◆ Work instructions: The copy you return should hold every record below word for word and no images.

◆ Provided information:
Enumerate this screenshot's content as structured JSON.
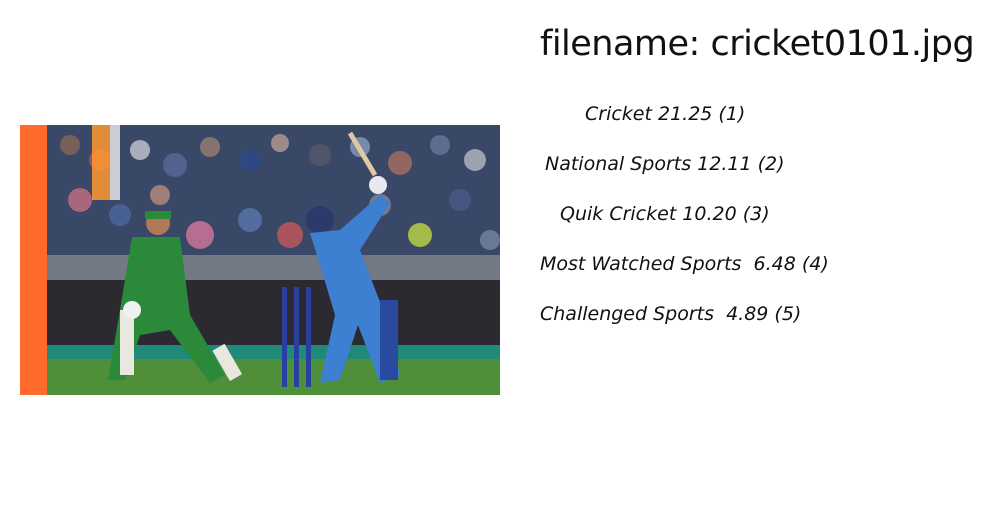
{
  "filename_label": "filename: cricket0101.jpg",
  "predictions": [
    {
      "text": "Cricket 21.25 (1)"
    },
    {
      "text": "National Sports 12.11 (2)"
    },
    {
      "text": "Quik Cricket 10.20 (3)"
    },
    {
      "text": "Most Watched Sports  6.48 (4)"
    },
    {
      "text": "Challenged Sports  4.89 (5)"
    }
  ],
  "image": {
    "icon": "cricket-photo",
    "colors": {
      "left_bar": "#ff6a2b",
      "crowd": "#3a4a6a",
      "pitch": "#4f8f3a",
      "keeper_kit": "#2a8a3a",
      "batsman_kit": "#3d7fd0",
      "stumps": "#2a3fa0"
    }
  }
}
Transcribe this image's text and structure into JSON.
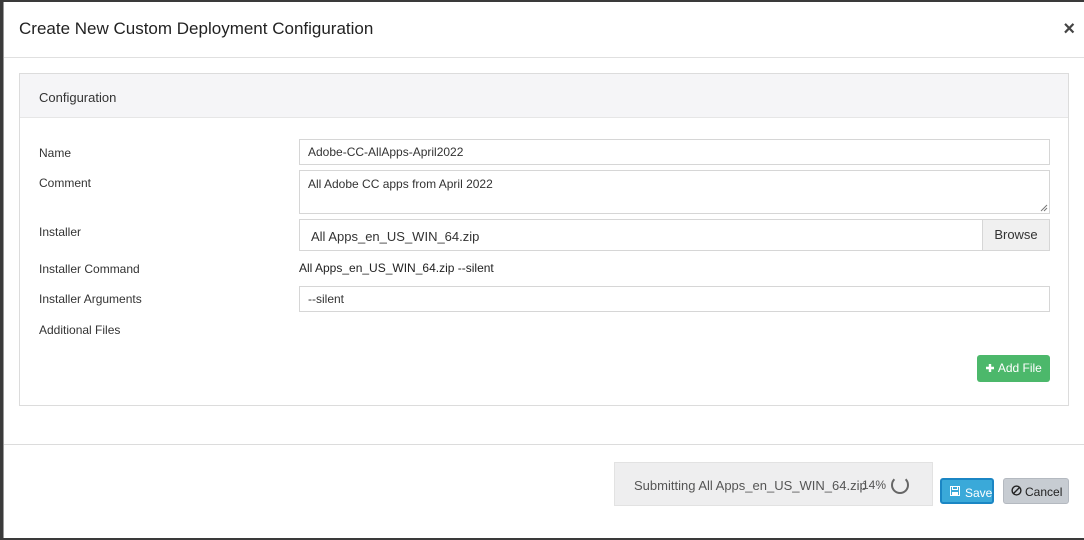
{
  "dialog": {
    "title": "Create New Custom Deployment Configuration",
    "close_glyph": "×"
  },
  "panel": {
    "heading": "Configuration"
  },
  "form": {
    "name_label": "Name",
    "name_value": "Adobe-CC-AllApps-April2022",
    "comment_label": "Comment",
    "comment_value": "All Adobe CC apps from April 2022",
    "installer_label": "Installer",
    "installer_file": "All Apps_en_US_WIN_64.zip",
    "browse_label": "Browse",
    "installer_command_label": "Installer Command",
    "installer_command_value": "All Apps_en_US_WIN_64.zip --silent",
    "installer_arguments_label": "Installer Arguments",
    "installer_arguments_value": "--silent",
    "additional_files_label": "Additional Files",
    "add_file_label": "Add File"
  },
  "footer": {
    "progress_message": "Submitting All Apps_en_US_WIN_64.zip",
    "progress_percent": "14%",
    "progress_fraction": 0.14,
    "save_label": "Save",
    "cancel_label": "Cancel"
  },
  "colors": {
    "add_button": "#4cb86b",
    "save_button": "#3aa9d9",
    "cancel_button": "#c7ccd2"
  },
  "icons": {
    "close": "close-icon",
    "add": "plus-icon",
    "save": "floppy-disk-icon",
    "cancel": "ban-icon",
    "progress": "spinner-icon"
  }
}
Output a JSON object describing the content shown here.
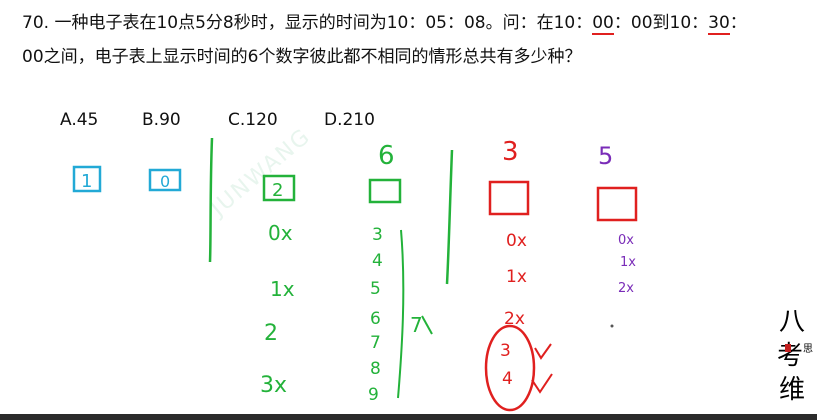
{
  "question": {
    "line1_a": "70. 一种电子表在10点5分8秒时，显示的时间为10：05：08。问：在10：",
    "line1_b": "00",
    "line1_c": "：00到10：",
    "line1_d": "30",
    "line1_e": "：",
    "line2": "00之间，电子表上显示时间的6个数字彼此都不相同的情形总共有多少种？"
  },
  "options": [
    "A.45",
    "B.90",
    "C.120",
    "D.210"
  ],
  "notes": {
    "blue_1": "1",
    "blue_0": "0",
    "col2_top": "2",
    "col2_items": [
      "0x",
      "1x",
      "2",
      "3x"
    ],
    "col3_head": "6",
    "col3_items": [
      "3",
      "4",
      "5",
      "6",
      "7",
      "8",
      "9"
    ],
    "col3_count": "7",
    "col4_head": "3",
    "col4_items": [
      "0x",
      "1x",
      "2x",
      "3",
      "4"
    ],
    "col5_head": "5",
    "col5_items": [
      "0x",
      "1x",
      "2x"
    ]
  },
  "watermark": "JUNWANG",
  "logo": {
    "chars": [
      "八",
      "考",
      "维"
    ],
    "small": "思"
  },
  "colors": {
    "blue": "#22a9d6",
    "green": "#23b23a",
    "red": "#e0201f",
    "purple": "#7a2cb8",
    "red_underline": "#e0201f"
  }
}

◆ Result:
Enumerate this screenshot's content as structured JSON.
{
  "filename_label": "filename: cricket0101.jpg",
  "predictions": [
    {
      "text": "Cricket 21.25 (1)"
    },
    {
      "text": "National Sports 12.11 (2)"
    },
    {
      "text": "Quik Cricket 10.20 (3)"
    },
    {
      "text": "Most Watched Sports  6.48 (4)"
    },
    {
      "text": "Challenged Sports  4.89 (5)"
    }
  ],
  "image": {
    "icon": "cricket-photo",
    "colors": {
      "left_bar": "#ff6a2b",
      "crowd": "#3a4a6a",
      "pitch": "#4f8f3a",
      "keeper_kit": "#2a8a3a",
      "batsman_kit": "#3d7fd0",
      "stumps": "#2a3fa0"
    }
  }
}
Transcribe this image's text and structure into JSON.
{
  "dialog": {
    "title": "Create New Custom Deployment Configuration",
    "close_glyph": "×"
  },
  "panel": {
    "heading": "Configuration"
  },
  "form": {
    "name_label": "Name",
    "name_value": "Adobe-CC-AllApps-April2022",
    "comment_label": "Comment",
    "comment_value": "All Adobe CC apps from April 2022",
    "installer_label": "Installer",
    "installer_file": "All Apps_en_US_WIN_64.zip",
    "browse_label": "Browse",
    "installer_command_label": "Installer Command",
    "installer_command_value": "All Apps_en_US_WIN_64.zip --silent",
    "installer_arguments_label": "Installer Arguments",
    "installer_arguments_value": "--silent",
    "additional_files_label": "Additional Files",
    "add_file_label": "Add File"
  },
  "footer": {
    "progress_message": "Submitting All Apps_en_US_WIN_64.zip",
    "progress_percent": "14%",
    "progress_fraction": 0.14,
    "save_label": "Save",
    "cancel_label": "Cancel"
  },
  "colors": {
    "add_button": "#4cb86b",
    "save_button": "#3aa9d9",
    "cancel_button": "#c7ccd2"
  },
  "icons": {
    "close": "close-icon",
    "add": "plus-icon",
    "save": "floppy-disk-icon",
    "cancel": "ban-icon",
    "progress": "spinner-icon"
  }
}
Output a JSON object describing the content shown here.
{
  "question": {
    "line1_a": "70. 一种电子表在10点5分8秒时，显示的时间为10：05：08。问：在10：",
    "line1_b": "00",
    "line1_c": "：00到10：",
    "line1_d": "30",
    "line1_e": "：",
    "line2": "00之间，电子表上显示时间的6个数字彼此都不相同的情形总共有多少种？"
  },
  "options": [
    "A.45",
    "B.90",
    "C.120",
    "D.210"
  ],
  "notes": {
    "blue_1": "1",
    "blue_0": "0",
    "col2_top": "2",
    "col2_items": [
      "0x",
      "1x",
      "2",
      "3x"
    ],
    "col3_head": "6",
    "col3_items": [
      "3",
      "4",
      "5",
      "6",
      "7",
      "8",
      "9"
    ],
    "col3_count": "7",
    "col4_head": "3",
    "col4_items": [
      "0x",
      "1x",
      "2x",
      "3",
      "4"
    ],
    "col5_head": "5",
    "col5_items": [
      "0x",
      "1x",
      "2x"
    ]
  },
  "watermark": "JUNWANG",
  "logo": {
    "chars": [
      "八",
      "考",
      "维"
    ],
    "small": "思"
  },
  "colors": {
    "blue": "#22a9d6",
    "green": "#23b23a",
    "red": "#e0201f",
    "purple": "#7a2cb8",
    "red_underline": "#e0201f"
  }
}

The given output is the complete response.